South Korea's Kospi clawed back the prior day's losses to rise 2.7 percent at 1,814.60. Blue chip high-tech stocks were among those leading the way. Hynix Semiconductor, the world's second-largest memory chip maker, soared 7.4 percent. LG Electronics Inc., which ranks No. 2 globally in flat screen televisions, was 8.1 percent higher.
Peter Lai, director of DBS Vickers in Hong Kong, said investors were bargain-hunting for deals in commodities, the retail sector and industries favored by the Chinese government, like infrastructure.
Retailing shares in Asia also are attractive, Lai said, because governments in the region have been trying to persuade their traditionally thrifty populations to spend rather than save. GOME Electrical Appliance Holdings, China's largest appliances retailer, jumped 4.4 percent.
"Asians traditionally are big savers. This is why Asian countries have been encouraging people to convert part of their saving power into spending power," he said.
Gold prices, meanwhile, backed off recent all-time highs, causing gold shares to decline. Newcrest Mining Ltd., Australia's top gold miner, lost 0.8 percent.
A wave of negative sentiment slammed global stock markets last Friday, when a government report said the U.S. economy failed to add any new jobs in August. It was the worst reading on jobs since September 2010.

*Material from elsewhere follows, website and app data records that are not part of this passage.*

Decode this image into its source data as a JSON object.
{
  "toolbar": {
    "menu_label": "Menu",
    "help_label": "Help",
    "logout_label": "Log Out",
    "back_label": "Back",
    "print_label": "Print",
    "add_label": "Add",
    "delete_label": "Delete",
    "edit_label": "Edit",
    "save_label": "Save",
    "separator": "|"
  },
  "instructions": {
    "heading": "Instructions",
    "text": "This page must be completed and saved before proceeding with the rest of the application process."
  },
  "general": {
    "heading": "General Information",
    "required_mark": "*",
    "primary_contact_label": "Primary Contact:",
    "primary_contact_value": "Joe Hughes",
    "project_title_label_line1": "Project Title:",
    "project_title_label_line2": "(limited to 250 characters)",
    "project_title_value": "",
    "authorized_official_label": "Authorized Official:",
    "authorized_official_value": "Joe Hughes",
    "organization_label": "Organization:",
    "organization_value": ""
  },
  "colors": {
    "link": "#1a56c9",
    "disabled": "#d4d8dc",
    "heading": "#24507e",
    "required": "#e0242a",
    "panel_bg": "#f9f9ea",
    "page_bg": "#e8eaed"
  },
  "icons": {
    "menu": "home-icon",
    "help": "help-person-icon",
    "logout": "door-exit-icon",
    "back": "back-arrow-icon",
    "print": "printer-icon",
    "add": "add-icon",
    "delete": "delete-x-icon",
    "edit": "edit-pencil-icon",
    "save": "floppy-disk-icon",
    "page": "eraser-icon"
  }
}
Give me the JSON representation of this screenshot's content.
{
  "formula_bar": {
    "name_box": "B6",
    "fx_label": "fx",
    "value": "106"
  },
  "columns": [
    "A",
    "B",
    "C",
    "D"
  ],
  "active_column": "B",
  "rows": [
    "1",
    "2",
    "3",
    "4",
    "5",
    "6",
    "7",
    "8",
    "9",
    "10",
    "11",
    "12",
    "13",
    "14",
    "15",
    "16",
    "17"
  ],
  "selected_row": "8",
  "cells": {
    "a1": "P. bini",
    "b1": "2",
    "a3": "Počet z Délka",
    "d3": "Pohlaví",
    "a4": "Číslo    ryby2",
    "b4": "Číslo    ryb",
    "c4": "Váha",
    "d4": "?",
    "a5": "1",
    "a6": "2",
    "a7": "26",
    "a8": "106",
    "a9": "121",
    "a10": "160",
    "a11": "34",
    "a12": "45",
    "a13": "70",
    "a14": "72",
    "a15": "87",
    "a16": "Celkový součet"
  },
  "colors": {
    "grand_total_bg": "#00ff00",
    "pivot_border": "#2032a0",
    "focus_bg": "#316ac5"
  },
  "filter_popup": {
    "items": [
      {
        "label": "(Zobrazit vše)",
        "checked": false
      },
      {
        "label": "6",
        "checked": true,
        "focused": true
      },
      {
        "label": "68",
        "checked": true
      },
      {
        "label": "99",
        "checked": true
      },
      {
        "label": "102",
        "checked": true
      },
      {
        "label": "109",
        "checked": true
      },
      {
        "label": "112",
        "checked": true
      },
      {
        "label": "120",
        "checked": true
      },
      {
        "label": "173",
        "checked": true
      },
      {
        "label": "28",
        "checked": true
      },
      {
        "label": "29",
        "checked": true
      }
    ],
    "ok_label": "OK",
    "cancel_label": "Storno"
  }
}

But signs of growth in the U.S. service sector helped tame concerns about another U.S. recession. The Institute for Supply Management said Tuesday that the service sector grew more than analysts had expected in August.
Growth in that part of the economy, which employs nearly 90 percent of America's work force, fell the three previous months.
"The better than expected reading for the August US non-manufacturing ISM index helped to provide some relief to risk assets but there is still likely to plenty of nervousness in the days ahead, with any improvement in risk appetite likely to prove fragile," Credit Agricole CIB said in a research note.
The Dow Jones industrial average fell 0.9 percent to 11,139.30. The Standard and Poor's 500 index dropped 0.7 percent to 1,165.24. The Nasdaq composite fell 0.2 percent to 2,473.83.
Separately on Tuesday, the Swiss franc dropped sharply after the country's central bank pegged it against the euro in an attempt to rein in the export-sapping appreciation of the currency.
The franc has been hugely in demand in recent weeks due to its widely perceived status as a safe haven during times of market volatility.
The dollar fell to 77.16 yen from 77.67 yen in late trading Tuesday in New York. The euro rose to $1.4044 from $1.3991 after falling below $1.40 for the first time since July 13.
In commodities trading, benchmark oil for October delivery rose 40 cents to $86.42 a barrel in electronic trading on the New York Mercantile Exchange. The contract fell 43 cents to end at $86.02 per barrel on Tuesday on the Nymex.
In London, Brent crude for October delivery rose 41 cents to $113.30.